DATA UNDER STUDY:
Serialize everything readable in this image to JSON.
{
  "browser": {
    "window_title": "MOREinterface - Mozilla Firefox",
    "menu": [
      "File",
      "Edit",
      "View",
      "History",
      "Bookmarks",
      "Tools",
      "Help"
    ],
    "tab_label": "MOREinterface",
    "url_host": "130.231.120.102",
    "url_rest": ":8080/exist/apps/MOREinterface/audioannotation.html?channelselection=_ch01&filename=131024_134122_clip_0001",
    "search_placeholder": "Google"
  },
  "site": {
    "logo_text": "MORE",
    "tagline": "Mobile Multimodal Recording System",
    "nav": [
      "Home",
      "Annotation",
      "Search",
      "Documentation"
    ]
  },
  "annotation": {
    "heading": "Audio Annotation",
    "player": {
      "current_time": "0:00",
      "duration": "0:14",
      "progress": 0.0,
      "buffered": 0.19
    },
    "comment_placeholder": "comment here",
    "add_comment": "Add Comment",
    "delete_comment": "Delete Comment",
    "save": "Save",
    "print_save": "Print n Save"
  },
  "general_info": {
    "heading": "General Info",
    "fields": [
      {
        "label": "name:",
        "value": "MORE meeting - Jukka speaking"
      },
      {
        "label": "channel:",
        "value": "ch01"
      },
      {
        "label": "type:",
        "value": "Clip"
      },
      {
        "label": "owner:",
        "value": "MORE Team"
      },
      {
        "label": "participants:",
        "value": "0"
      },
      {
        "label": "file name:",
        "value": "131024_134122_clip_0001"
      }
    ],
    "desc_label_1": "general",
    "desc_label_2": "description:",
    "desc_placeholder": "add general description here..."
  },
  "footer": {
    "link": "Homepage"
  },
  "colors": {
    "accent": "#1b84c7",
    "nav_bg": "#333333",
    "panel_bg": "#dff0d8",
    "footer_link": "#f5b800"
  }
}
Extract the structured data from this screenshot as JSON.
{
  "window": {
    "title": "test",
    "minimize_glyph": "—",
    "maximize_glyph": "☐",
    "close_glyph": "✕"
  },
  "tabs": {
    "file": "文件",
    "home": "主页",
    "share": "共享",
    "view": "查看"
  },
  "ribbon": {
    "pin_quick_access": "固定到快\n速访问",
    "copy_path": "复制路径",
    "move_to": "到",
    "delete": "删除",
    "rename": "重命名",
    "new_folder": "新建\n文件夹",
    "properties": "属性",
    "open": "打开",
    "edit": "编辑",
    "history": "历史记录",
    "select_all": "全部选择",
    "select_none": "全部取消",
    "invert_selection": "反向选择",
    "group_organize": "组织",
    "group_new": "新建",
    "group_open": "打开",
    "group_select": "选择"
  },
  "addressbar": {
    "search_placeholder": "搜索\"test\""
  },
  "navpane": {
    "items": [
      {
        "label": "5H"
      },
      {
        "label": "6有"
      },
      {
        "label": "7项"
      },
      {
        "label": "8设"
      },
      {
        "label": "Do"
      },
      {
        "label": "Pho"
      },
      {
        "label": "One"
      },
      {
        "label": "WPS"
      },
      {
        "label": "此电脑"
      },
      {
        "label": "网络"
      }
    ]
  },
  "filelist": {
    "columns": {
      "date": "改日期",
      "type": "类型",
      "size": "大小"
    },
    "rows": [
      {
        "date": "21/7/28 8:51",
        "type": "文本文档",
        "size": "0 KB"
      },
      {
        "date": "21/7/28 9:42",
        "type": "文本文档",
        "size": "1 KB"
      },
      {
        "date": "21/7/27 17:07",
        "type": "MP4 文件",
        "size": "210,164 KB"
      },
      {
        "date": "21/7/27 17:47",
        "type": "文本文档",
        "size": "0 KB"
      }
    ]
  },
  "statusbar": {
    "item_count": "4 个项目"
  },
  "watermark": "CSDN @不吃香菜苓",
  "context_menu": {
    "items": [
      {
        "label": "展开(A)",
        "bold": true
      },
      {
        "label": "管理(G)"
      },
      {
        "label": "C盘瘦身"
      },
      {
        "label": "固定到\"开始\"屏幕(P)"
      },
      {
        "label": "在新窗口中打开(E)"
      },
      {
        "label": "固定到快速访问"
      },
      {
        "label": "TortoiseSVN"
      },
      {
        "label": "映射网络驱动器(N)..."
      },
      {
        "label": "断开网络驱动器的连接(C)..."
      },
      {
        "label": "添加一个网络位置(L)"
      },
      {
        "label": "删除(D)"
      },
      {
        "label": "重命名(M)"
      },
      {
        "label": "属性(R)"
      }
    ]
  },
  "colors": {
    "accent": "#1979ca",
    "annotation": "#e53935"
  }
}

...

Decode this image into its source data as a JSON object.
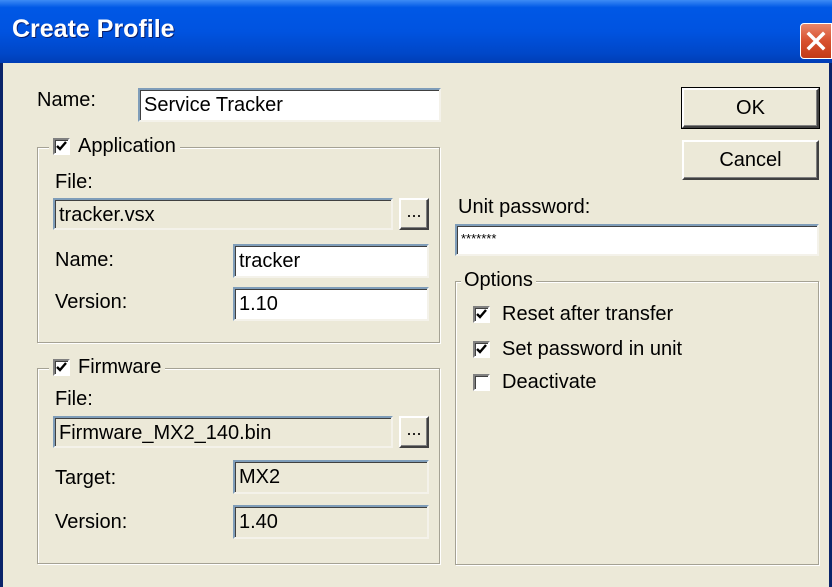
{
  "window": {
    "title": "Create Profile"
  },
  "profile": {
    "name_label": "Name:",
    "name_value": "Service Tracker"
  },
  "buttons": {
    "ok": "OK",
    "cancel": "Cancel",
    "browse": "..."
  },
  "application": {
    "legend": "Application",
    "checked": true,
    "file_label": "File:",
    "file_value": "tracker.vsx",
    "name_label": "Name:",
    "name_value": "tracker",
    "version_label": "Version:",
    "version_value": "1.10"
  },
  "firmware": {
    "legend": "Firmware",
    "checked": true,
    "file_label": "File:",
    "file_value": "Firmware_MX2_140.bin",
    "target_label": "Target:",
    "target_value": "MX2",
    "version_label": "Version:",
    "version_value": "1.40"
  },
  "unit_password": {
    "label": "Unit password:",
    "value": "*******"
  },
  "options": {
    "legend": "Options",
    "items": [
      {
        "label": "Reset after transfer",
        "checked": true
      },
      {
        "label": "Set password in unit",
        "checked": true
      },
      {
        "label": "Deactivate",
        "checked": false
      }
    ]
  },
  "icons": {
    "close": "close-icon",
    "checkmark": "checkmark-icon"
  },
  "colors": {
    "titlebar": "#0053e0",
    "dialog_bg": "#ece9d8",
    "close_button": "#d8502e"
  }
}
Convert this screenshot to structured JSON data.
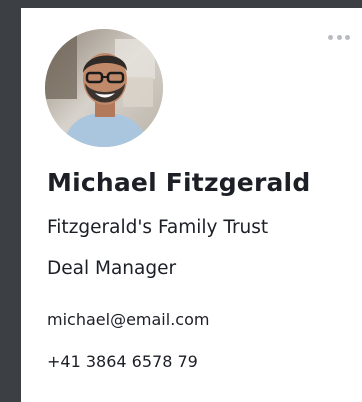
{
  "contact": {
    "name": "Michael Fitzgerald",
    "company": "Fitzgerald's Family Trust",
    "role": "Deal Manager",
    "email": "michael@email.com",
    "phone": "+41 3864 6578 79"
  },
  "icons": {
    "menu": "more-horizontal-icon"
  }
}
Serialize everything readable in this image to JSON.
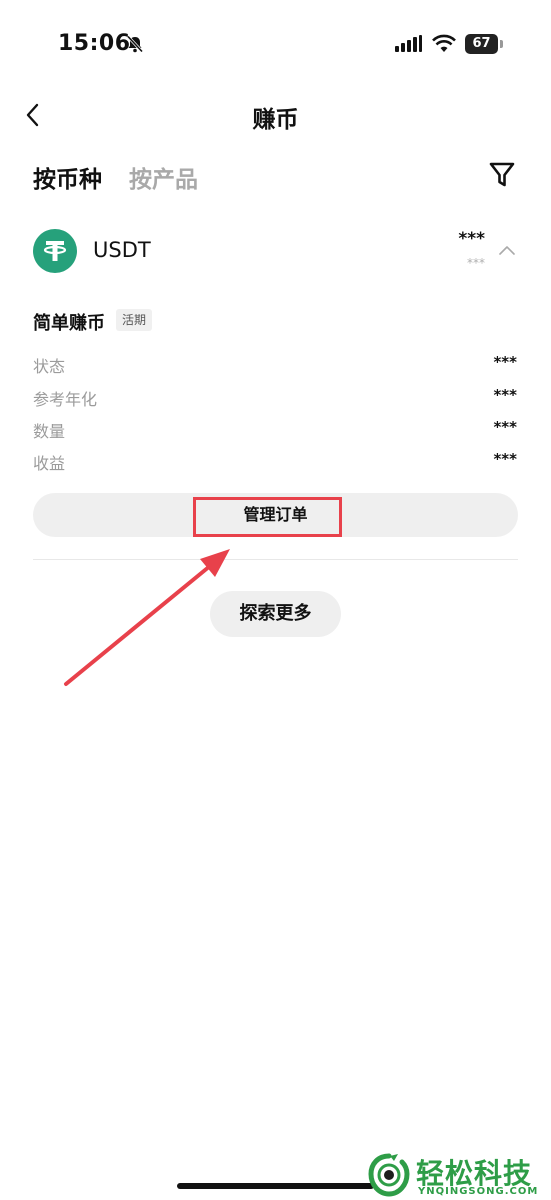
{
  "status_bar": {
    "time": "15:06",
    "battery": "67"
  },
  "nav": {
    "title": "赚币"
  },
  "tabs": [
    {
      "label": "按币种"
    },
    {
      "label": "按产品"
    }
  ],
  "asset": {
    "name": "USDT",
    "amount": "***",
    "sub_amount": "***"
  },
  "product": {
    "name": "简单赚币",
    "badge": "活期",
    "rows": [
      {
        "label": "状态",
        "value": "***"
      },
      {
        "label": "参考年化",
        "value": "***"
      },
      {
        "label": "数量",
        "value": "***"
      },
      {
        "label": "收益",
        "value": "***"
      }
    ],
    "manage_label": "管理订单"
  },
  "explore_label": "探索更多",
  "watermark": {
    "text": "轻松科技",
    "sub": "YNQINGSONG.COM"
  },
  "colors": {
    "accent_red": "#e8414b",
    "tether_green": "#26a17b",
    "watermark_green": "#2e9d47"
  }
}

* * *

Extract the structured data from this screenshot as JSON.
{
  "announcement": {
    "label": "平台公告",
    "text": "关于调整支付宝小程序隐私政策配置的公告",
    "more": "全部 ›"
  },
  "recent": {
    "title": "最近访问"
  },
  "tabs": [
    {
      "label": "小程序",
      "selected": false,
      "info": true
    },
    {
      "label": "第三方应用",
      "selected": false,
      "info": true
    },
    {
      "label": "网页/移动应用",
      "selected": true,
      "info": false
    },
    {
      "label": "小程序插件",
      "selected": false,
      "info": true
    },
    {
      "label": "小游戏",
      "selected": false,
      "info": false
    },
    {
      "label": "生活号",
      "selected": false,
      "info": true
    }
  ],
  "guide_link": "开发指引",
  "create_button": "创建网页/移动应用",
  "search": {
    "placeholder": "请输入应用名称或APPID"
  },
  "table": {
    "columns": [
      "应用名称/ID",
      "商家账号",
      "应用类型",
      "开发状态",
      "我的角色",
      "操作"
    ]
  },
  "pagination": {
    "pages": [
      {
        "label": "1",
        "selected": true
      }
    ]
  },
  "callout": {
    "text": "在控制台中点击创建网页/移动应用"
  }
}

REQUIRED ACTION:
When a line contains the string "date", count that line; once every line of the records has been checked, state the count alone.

OUTPUT FOR THIS EXERCISE:
5